__EXERCISE__.
Determine the number of lines in the listing below that hold the word "button". Write the number alone.

__GIVEN RECORDS__.

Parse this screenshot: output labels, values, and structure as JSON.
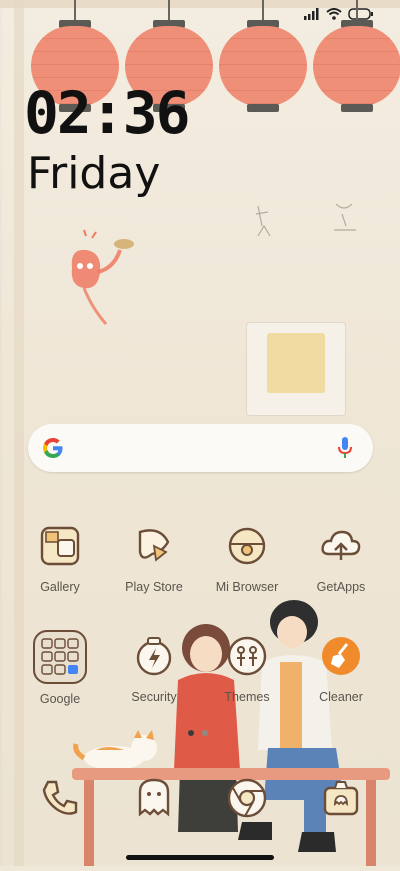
{
  "status": {
    "signal_icon": "signal-icon",
    "wifi_icon": "wifi-icon",
    "battery_icon": "battery-icon"
  },
  "clock": {
    "time": "02:36",
    "day": "Friday"
  },
  "search": {
    "google_icon": "google-g-icon",
    "mic_icon": "mic-icon"
  },
  "apps": [
    {
      "label": "Gallery",
      "icon": "gallery-icon"
    },
    {
      "label": "Play Store",
      "icon": "play-store-icon"
    },
    {
      "label": "Mi Browser",
      "icon": "browser-icon"
    },
    {
      "label": "GetApps",
      "icon": "cloud-download-icon"
    },
    {
      "label": "Google",
      "icon": "google-folder-icon"
    },
    {
      "label": "Security",
      "icon": "security-icon"
    },
    {
      "label": "Themes",
      "icon": "themes-icon"
    },
    {
      "label": "Cleaner",
      "icon": "cleaner-icon"
    }
  ],
  "dock": [
    {
      "icon": "phone-icon"
    },
    {
      "icon": "messaging-icon"
    },
    {
      "icon": "chrome-icon"
    },
    {
      "icon": "camera-icon"
    }
  ],
  "pager": {
    "pages": 2,
    "current": 1
  },
  "colors": {
    "lantern": "#ef8f78",
    "cleaner_accent": "#f08a2a",
    "text": "#111111",
    "label": "#5a544c"
  }
}
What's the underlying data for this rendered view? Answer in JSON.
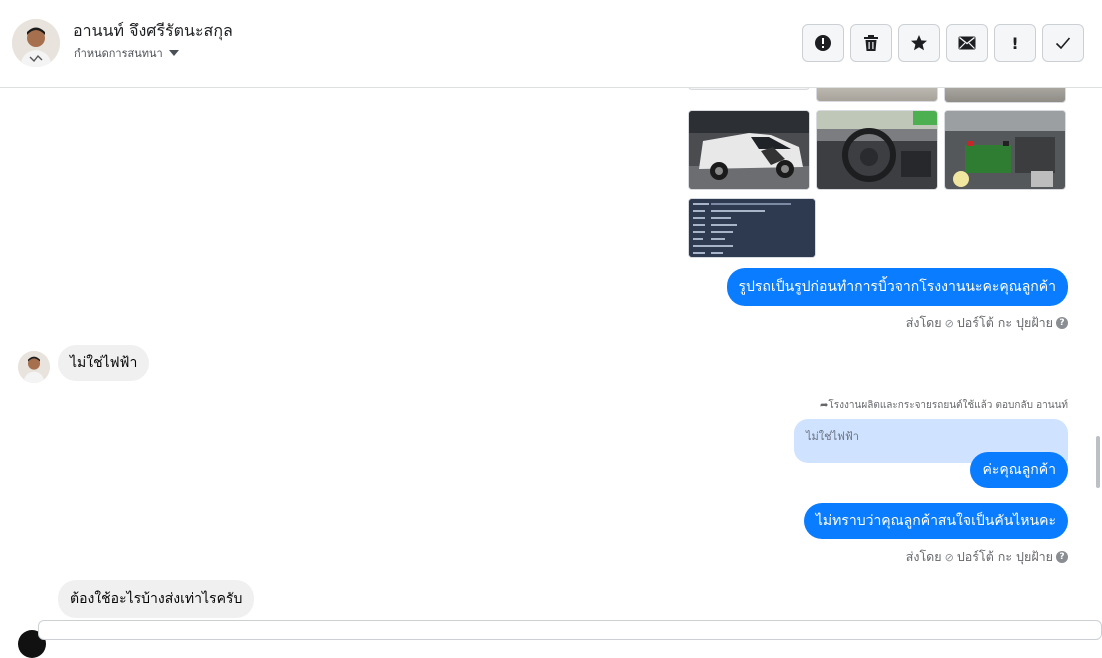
{
  "header": {
    "contact_name": "อานนท์ จึงศรีรัตนะสกุล",
    "assign_label": "กำหนดการสนทนา",
    "actions": [
      {
        "name": "report-button",
        "icon": "alert-circle-icon"
      },
      {
        "name": "delete-button",
        "icon": "trash-icon"
      },
      {
        "name": "star-button",
        "icon": "star-icon"
      },
      {
        "name": "mark-unread-button",
        "icon": "envelope-icon"
      },
      {
        "name": "spam-button",
        "icon": "exclamation-icon",
        "glyph": "!"
      },
      {
        "name": "done-button",
        "icon": "checkmark-icon"
      }
    ]
  },
  "messages": {
    "out_photos_caption": "รูปรถเป็นรูปก่อนทำการบิ้วจากโรงงานนะคะคุณลูกค้า",
    "sent_by_1": {
      "prefix": "ส่งโดย",
      "name": "ปอร์โต้ กะ ปุยฝ้าย"
    },
    "in_not_electric": "ไม่ใช่ไฟฟ้า",
    "reply_note": "โรงงานผลิตและกระจายรถยนต์ใช้แล้ว ตอบกลับ อานนท์",
    "quoted_text": "ไม่ใช่ไฟฟ้า",
    "out_ka": "ค่ะคุณลูกค้า",
    "out_which_car": "ไม่ทราบว่าคุณลูกค้าสนใจเป็นคันไหนคะ",
    "sent_by_2": {
      "prefix": "ส่งโดย",
      "name": "ปอร์โต้ กะ ปุยฝ้าย"
    },
    "in_what_needed": "ต้องใช้อะไรบ้างส่งเท่าไรครับ"
  },
  "colors": {
    "outgoing_bubble": "#0a7cff",
    "incoming_bubble": "#f0f0f0",
    "quote_bubble": "#cfe2ff"
  }
}
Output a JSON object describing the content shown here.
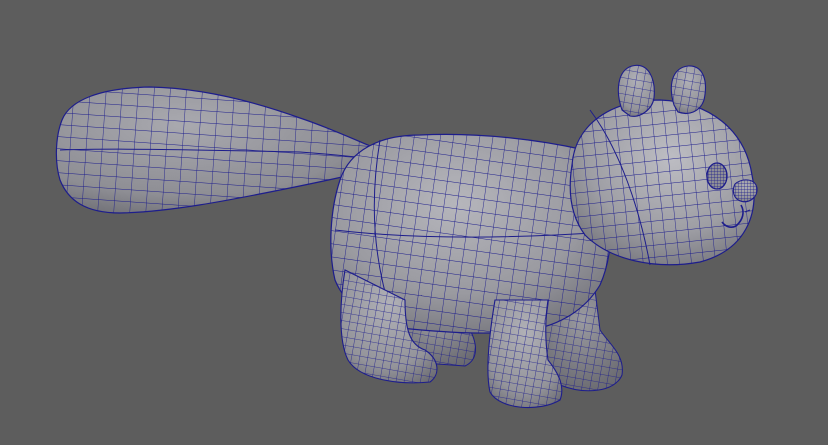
{
  "viewport": {
    "background_color": "#5d5d5d",
    "display_mode": "wireframe-on-shaded"
  },
  "model": {
    "subject": "squirrel",
    "shading_color": "#9c9ca2",
    "wireframe_color": "#1d1d8c",
    "parts": [
      "tail",
      "body",
      "head",
      "ear-left",
      "ear-right",
      "eye",
      "nose",
      "mouth",
      "front-leg-near",
      "front-leg-far",
      "hind-leg-near",
      "hind-leg-far"
    ]
  }
}
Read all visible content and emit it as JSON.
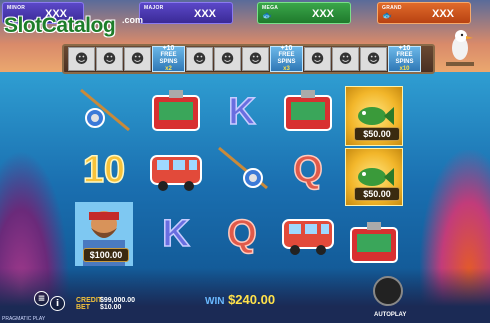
{
  "jackpots": [
    {
      "tag": "MINOR",
      "value": "XXX"
    },
    {
      "tag": "MAJOR",
      "value": "XXX"
    },
    {
      "tag": "MEGA",
      "value": "XXX"
    },
    {
      "tag": "GRAND",
      "value": "XXX"
    }
  ],
  "watermark": {
    "main": "SlotCatalog",
    "suffix": ".com"
  },
  "track": {
    "bonuses": [
      {
        "plus": "+10",
        "text": "FREE SPINS",
        "mult": "x2"
      },
      {
        "plus": "+10",
        "text": "FREE SPINS",
        "mult": "x3"
      },
      {
        "plus": "+10",
        "text": "FREE SPINS",
        "mult": "x10"
      }
    ]
  },
  "reels": {
    "money_values": [
      "$50.00",
      "$50.00",
      "$100.00"
    ],
    "letters": {
      "ten": "10",
      "k": "K",
      "q": "Q"
    }
  },
  "footer": {
    "credit_label": "CREDIT",
    "credit_value": "$99,000.00",
    "bet_label": "BET",
    "bet_value": "$10.00",
    "win_label": "WIN",
    "win_value": "$240.00",
    "autoplay_label": "AUTOPLAY",
    "brand": "PRAGMATIC PLAY"
  },
  "colors": {
    "accent": "#f3c23a",
    "sea": "#1a6fb0"
  }
}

__COMPLETED EXERCISE__.
6